"All You Could Ask For" (William Morrow), by Mike Greenberg
ESPN radio host Mike Greenberg makes his living on guy talk, but who knew he had a gift for girl gab, too? The best-selling author creates three authentic female voices in his first novel, "All You Could Ask For," about women learning life lessons through a devastating experience.
Greenberg introduces three strong, intelligent, relatable characters in a book that's easy to read. Each woman is trying to figure out her place in the world when she receives a shocking breast cancer diagnosis and turns to a support group for help.
Brooke is a stay-at-home mother of two who has a healthy marriage and sense of self. Samantha is a 28-year-old who ran from her rich father's control into the arms of a man whose infidelity she discovers on their honeymoon. Katherine is a brilliant Wall Street deal-maker leading a bitter, lonely existence.
Greenberg's writing style is intimate and conversational, as though the reader is hearing the plot unfold over a few glasses of cabernet at a cozy restaurant. The women tell their dramatic tales in first person, grabbing readers' attention. Cliffhangers between chapters build suspense, and alternating narrators keep the story moving forward.
In the first part of the book, the women don't know each other and the narrative focuses on where they are in their lives: their relationships with men, careers and family ties. They each receive their diagnosis in the novel's second half, when they share feelings and stories over an online cancer support forum.
They have different coping skills and come to acceptance of the disease in contrasting ways. But facing mortality makes all the characters grow and eventually realize that people are what really matter.
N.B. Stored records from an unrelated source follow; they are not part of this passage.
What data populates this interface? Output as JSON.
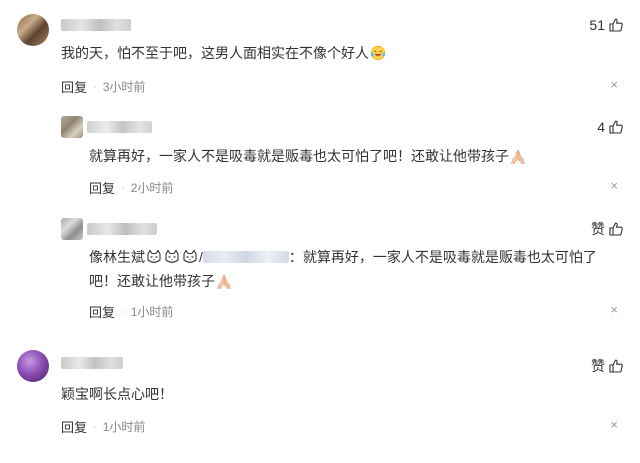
{
  "comments": [
    {
      "likes": "51",
      "text": "我的天，怕不至于吧，这男人面相实在不像个好人",
      "reply_label": "回复",
      "time": "3小时前",
      "close": "×"
    },
    {
      "likes": "4",
      "text": "就算再好，一家人不是吸毒就是贩毒也太可怕了吧！还敢让他带孩子",
      "reply_label": "回复",
      "time": "2小时前",
      "close": "×"
    },
    {
      "likes": "赞",
      "text_prefix": "像林生斌",
      "text_slash": "/",
      "text_line1": "：就算再好，一家人不是吸毒就是贩毒也太可怕了",
      "text_line2": "吧！还敢让他带孩子",
      "reply_label": "回复",
      "time": "1小时前",
      "close": "×"
    },
    {
      "likes": "赞",
      "text": "颖宝啊长点心吧！",
      "reply_label": "回复",
      "time": "1小时前",
      "close": "×"
    }
  ],
  "separator": "·",
  "colors": {
    "text": "#333333",
    "meta": "#888888",
    "close": "#999999"
  },
  "icons": [
    "thumb-up-icon",
    "laughing-emoji-icon",
    "praying-hands-icon",
    "cat-emoji-icon",
    "close-icon"
  ]
}
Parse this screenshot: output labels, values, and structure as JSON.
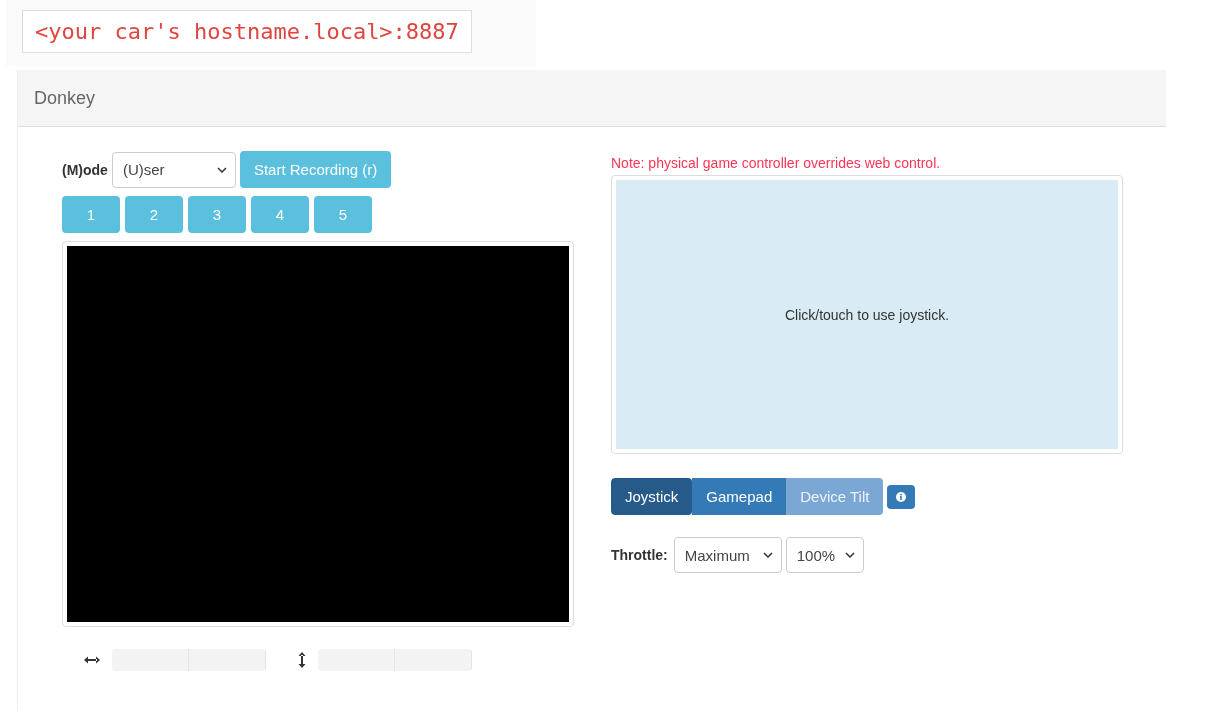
{
  "address": "<your car's hostname.local>:8887",
  "panel": {
    "title": "Donkey"
  },
  "mode": {
    "label": "(M)ode",
    "value": "(U)ser"
  },
  "record_button": "Start Recording (r)",
  "number_buttons": [
    "1",
    "2",
    "3",
    "4",
    "5"
  ],
  "note": "Note: physical game controller overrides web control.",
  "joystick_area": {
    "text": "Click/touch to use joystick."
  },
  "control_tabs": [
    {
      "label": "Joystick",
      "selected": true,
      "disabled": false
    },
    {
      "label": "Gamepad",
      "selected": false,
      "disabled": false
    },
    {
      "label": "Device Tilt",
      "selected": false,
      "disabled": true
    }
  ],
  "throttle": {
    "label": "Throttle:",
    "mode": "Maximum",
    "value": "100%"
  },
  "gauges": [
    {
      "kind": "horizontal"
    },
    {
      "kind": "vertical"
    }
  ]
}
There's no reference to race or ethnic background, but the women are all from Greenwich, a Connecticut suburb known for being predominantly white and rich. While they chose different paths, they have similar backgrounds and life experiences so the characters are hardly diverse. They could be somewhat stereotypical ladies of privilege, but Greenberg rounds out their dimensions, adding tenable qualities that make the reader root for them, even when they're making questionable choices.
Greenberg has an amazing eye for detail, and many of his sensory descriptions liven the prose and draw the reader in, from Katherine's meticulous designer wardrobe, to the woodsy smell of a man's shirt, to the sound of expensive shoes on a hardwood floor.
But there are parts of the story that seem too convenient. Two women get apologies and regret speeches from men who wronged them that would play better in Hollywood than real life. Greenberg brushes over the gritty details of their cancer treatment and its effects - both mental and physical - and the plot is wrapped up in a pink bow at the end.
The book suggests that the many choices available to modern American women can sometimes "strangle them." Greenberg also contends women are too competitive with each other, and too hard on themselves, often not appreciating the good in their lives.
This novel celebrates women and the bonds that tie them together. Readers looking for a page turner about friendship, and finding meaning in one's life, will be satisfied.
In conjunction with the book, Greenberg and his wife have created a foundation called "Heidi's Angels" in honor of a family friend, Heidi Armitage, who died of cancer at 43. He will donate all the author's profits to the V Foundation for Cancer Research.